> _WORK ORDER_
The records are given next. Repeat each one exactly.

(Component data from apps and pages)

------------------------------------------------------------------------

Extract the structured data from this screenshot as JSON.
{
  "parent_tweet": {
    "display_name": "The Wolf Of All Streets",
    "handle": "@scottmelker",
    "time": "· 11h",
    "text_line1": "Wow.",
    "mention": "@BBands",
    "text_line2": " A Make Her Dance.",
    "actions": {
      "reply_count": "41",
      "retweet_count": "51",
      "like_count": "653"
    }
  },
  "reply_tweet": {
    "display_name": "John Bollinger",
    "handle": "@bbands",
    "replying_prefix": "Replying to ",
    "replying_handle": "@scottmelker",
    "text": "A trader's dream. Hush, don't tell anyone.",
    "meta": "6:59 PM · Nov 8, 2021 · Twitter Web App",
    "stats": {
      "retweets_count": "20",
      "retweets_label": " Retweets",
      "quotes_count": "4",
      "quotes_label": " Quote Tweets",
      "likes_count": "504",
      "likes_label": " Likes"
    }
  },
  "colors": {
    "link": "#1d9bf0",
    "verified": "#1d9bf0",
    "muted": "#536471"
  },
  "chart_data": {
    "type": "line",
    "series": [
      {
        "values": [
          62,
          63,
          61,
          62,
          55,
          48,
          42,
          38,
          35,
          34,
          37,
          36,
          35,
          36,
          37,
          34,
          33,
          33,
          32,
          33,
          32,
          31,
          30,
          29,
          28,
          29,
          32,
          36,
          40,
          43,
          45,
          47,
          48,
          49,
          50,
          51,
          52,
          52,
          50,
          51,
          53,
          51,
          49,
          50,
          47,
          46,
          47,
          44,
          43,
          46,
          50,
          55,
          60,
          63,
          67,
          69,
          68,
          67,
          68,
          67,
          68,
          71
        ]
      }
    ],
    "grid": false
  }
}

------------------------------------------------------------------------

> _TASK OUTPUT_
Extract the structured data from this screenshot as JSON.
{
  "parent_tweet": {
    "display_name": "The Wolf Of All Streets",
    "handle": "@scottmelker",
    "time": "· 11h",
    "text_line1": "Wow.",
    "mention": "@BBands",
    "text_line2": " A Make Her Dance.",
    "actions": {
      "reply_count": "41",
      "retweet_count": "51",
      "like_count": "653"
    }
  },
  "reply_tweet": {
    "display_name": "John Bollinger",
    "handle": "@bbands",
    "replying_prefix": "Replying to ",
    "replying_handle": "@scottmelker",
    "text": "A trader's dream. Hush, don't tell anyone.",
    "meta": "6:59 PM · Nov 8, 2021 · Twitter Web App",
    "stats": {
      "retweets_count": "20",
      "retweets_label": " Retweets",
      "quotes_count": "4",
      "quotes_label": " Quote Tweets",
      "likes_count": "504",
      "likes_label": " Likes"
    }
  },
  "colors": {
    "link": "#1d9bf0",
    "verified": "#1d9bf0",
    "muted": "#536471"
  },
  "chart_data": {
    "type": "line",
    "series": [
      {
        "values": [
          62,
          63,
          61,
          62,
          55,
          48,
          42,
          38,
          35,
          34,
          37,
          36,
          35,
          36,
          37,
          34,
          33,
          33,
          32,
          33,
          32,
          31,
          30,
          29,
          28,
          29,
          32,
          36,
          40,
          43,
          45,
          47,
          48,
          49,
          50,
          51,
          52,
          52,
          50,
          51,
          53,
          51,
          49,
          50,
          47,
          46,
          47,
          44,
          43,
          46,
          50,
          55,
          60,
          63,
          67,
          69,
          68,
          67,
          68,
          67,
          68,
          71
        ]
      }
    ],
    "grid": false
  }
}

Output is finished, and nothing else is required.